  • Coal Measures, is now the best-known of all Palaeozoic plants, the central wood has disappeared altogether and is replaced by pith; the primary wood is only represented in the leaf-trace strands, which form a ring of distinct collateral bundles around the pith; (From a model after Oliver.) FIG.

    0
    0
  • A few Coal Measure and Permian stems (Cycadoxylon and Ptychoxylon) resemble Lyginodendron in the general character of their tissues, but show a marked reduction of the primary wood, together with an extensive development of anomalous wood and bast around the pith, a peculiarity which appears as an individual variation in some specimens of Lyginodendron oldhamium.

    0
    0
  • In many Cordaiteae the pith was discoid, i.e.

    0
    0
  • In those stems which have been referred with certainty to the Cordaiteae there is no centripetal wood; the spiral elements are adjacent to the pith, as in a recent Conifer or Cycad; certain stems, however, are known which connect this type of structure with that of the Lyginodendreae; this, for example, is the case in the Permian genus Poroxylon, investigated by Bertrand and Renault, which in general structure has much in common with Cordaiteae, but possesses strands of primary wood, mainly centripetal, at the (After Grand' Eury, modified.

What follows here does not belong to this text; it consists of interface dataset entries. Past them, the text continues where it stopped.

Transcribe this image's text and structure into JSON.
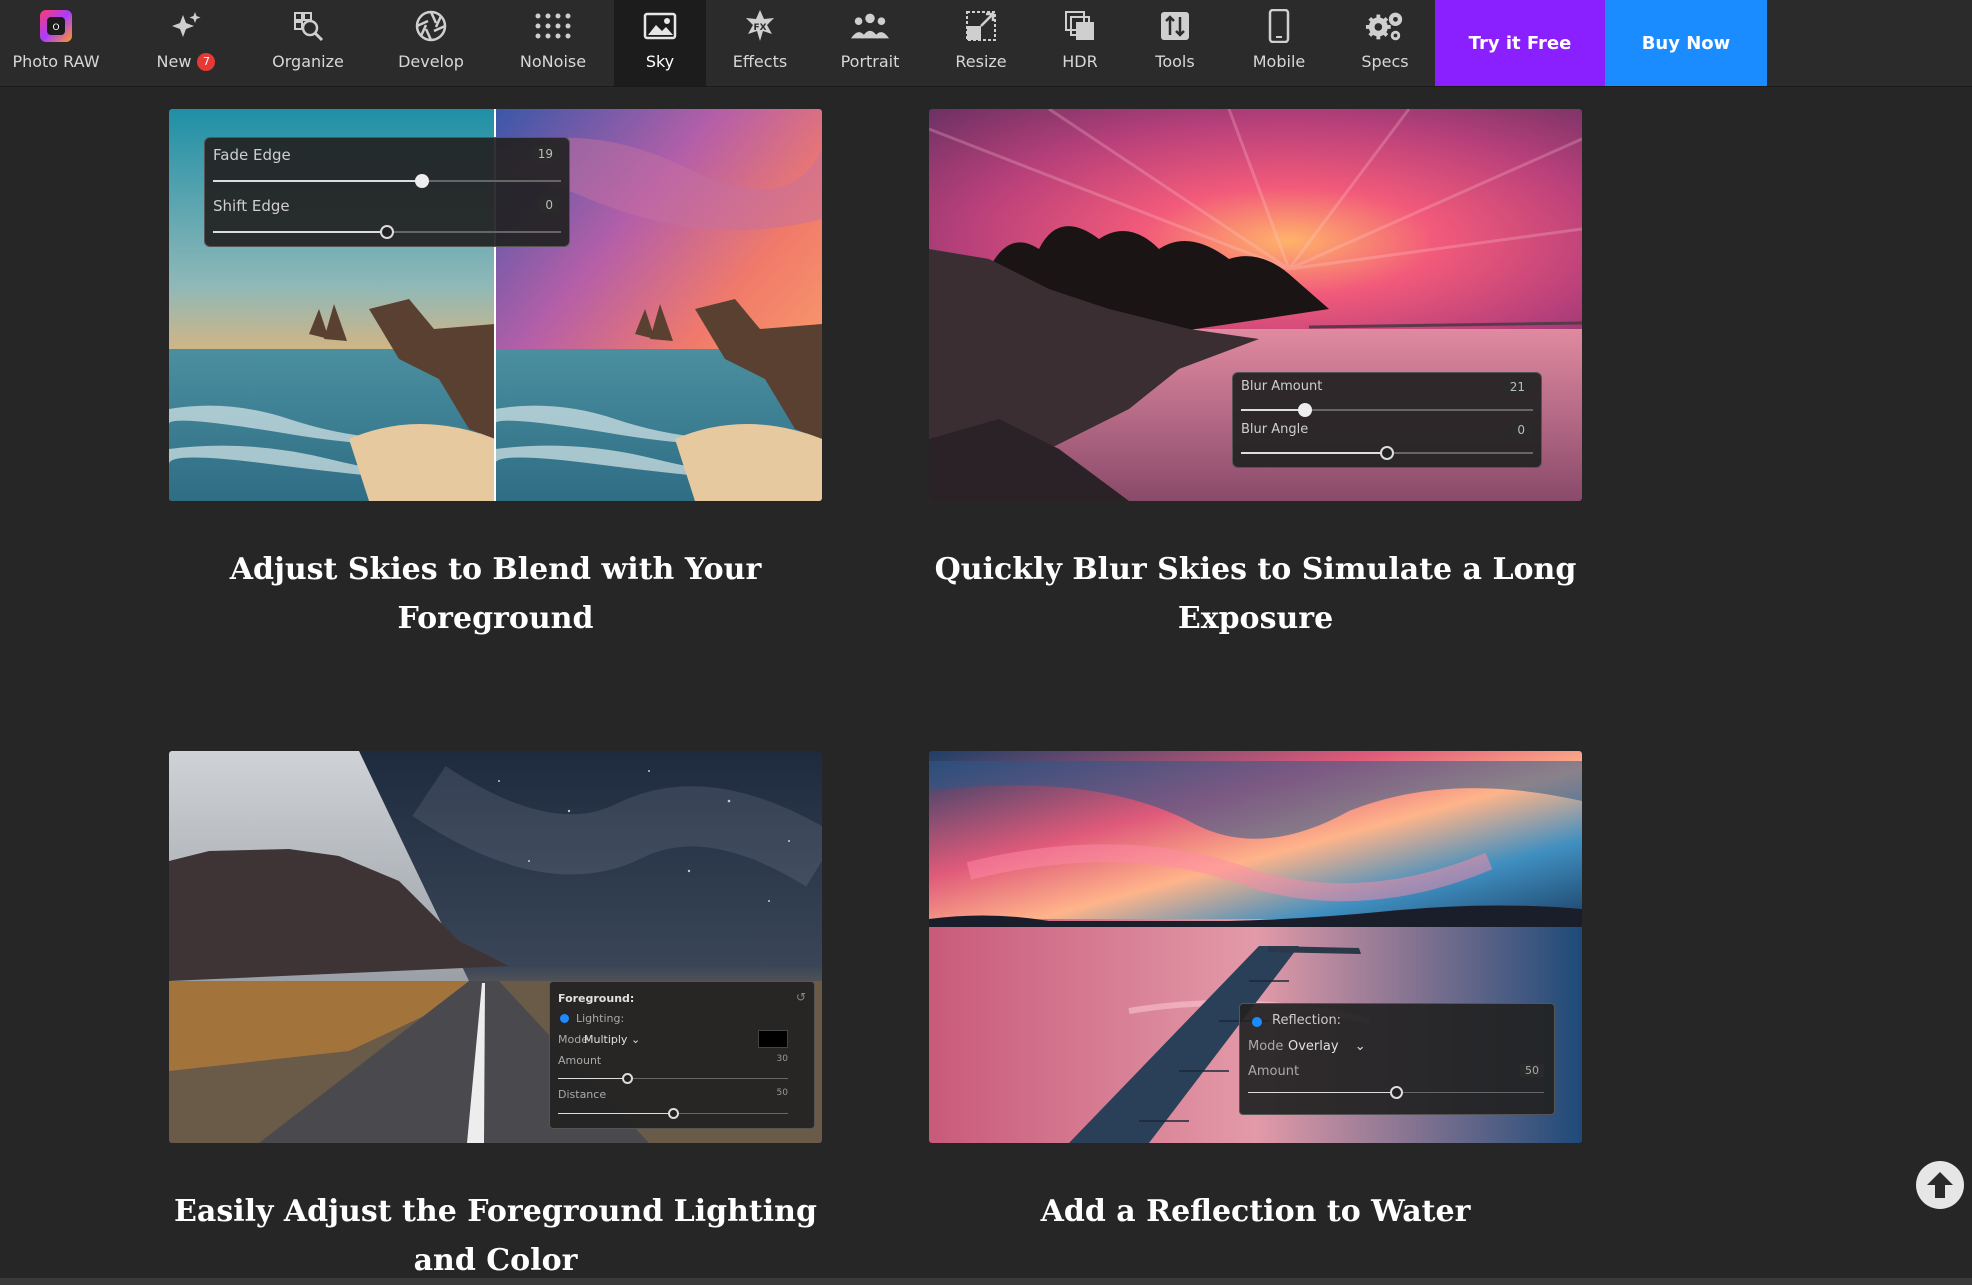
{
  "nav": {
    "items": [
      {
        "label": "Photo RAW",
        "icon": "photo-raw-logo-icon"
      },
      {
        "label": "New",
        "icon": "sparkle-star-icon",
        "badge": "7"
      },
      {
        "label": "Organize",
        "icon": "magnifier-grid-icon"
      },
      {
        "label": "Develop",
        "icon": "aperture-icon"
      },
      {
        "label": "NoNoise",
        "icon": "dot-grid-icon"
      },
      {
        "label": "Sky",
        "icon": "sky-image-icon",
        "active": true
      },
      {
        "label": "Effects",
        "icon": "fx-star-icon"
      },
      {
        "label": "Portrait",
        "icon": "people-icon"
      },
      {
        "label": "Resize",
        "icon": "resize-arrow-icon"
      },
      {
        "label": "HDR",
        "icon": "layers-icon"
      },
      {
        "label": "Tools",
        "icon": "toolbox-icon"
      },
      {
        "label": "Mobile",
        "icon": "phone-icon"
      },
      {
        "label": "Specs",
        "icon": "gears-icon"
      }
    ],
    "try_label": "Try it Free",
    "buy_label": "Buy Now"
  },
  "cards": {
    "blend": {
      "title_line1": "Adjust Skies to Blend with Your",
      "title_line2": "Foreground",
      "panel": {
        "fade_label": "Fade Edge",
        "fade_value": "19",
        "fade_level": 0.6,
        "shift_label": "Shift Edge",
        "shift_value": "0",
        "shift_level": 0.5
      }
    },
    "blur": {
      "title_line1": "Quickly Blur Skies to Simulate a Long",
      "title_line2": "Exposure",
      "panel": {
        "amount_label": "Blur Amount",
        "amount_value": "21",
        "amount_level": 0.22,
        "angle_label": "Blur Angle",
        "angle_value": "0",
        "angle_level": 0.5
      }
    },
    "foreground": {
      "title_line1": "Easily Adjust the Foreground Lighting",
      "title_line2": "and Color",
      "panel": {
        "header": "Foreground:",
        "lighting_label": "Lighting:",
        "mode_label": "Mode",
        "mode_value": "Multiply",
        "amount_label": "Amount",
        "amount_value": "30",
        "amount_level": 0.3,
        "distance_label": "Distance",
        "distance_value": "50",
        "distance_level": 0.5
      }
    },
    "reflection": {
      "title_line1": "Add a Reflection to Water",
      "panel": {
        "header": "Reflection:",
        "mode_label": "Mode",
        "mode_value": "Overlay",
        "amount_label": "Amount",
        "amount_value": "50",
        "amount_level": 0.5
      }
    }
  },
  "colors": {
    "try_bg": "#8a1fff",
    "buy_bg": "#1a8cff",
    "page_bg": "#262626"
  }
}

    0
    0
  • boundary of the pith, as in the case in Lyginodendron.

    0
    0
  • The stem resembled that of Cycads in having a large pith, sometimes as much as 4 in.

    0
    0
  • 13, B) a large pith is seen to occupy the axial region, and this is surrounded by a zone of secondary wood, which appears to differ from the characteristic wood of modern Cycads (see Gymnosperms) in having a more compact structure.

    0
    0
  • i, Bennettites stem: portion of transverse section of stem; a, vascular cylinder; b, leaf-traces; c, pith; d, cortex.

    0
    0
  • Where cut surfaces reveal the pith, they need to be capped off with wood, horn or synthetic resin.

    0
    0
  • Figure 1: Brown water-soaked and dry pith necrosis of the stem of tomato seedling inoculated with Pseudomonas mediterranea.

    0
    0
  • A view showing two Europeans in pith helmets standing in a field of growing sisal plants.

    0
    0
  • The larva always feeds singly on the pith in the cavity of a teasel seedhead.

    0
    0
  • Using a sharp peeler, grater or knife, remove the yellow rinds, and take care to separate it from the white pith beneath it.

    0
    0
  • Peel the lemon, being sure to remove all the pith (white part).

    0
    0
  • Instead, use the white part of an orange rind (the pith) and rub it against your teeth.

    0
    0
  • The natural chemical in the pith of an orange will whiten your teeth rather effectively.

    0
    0
  • Remove the pith from the peels and the fruits.

    0
    0
Browse other sentences examples →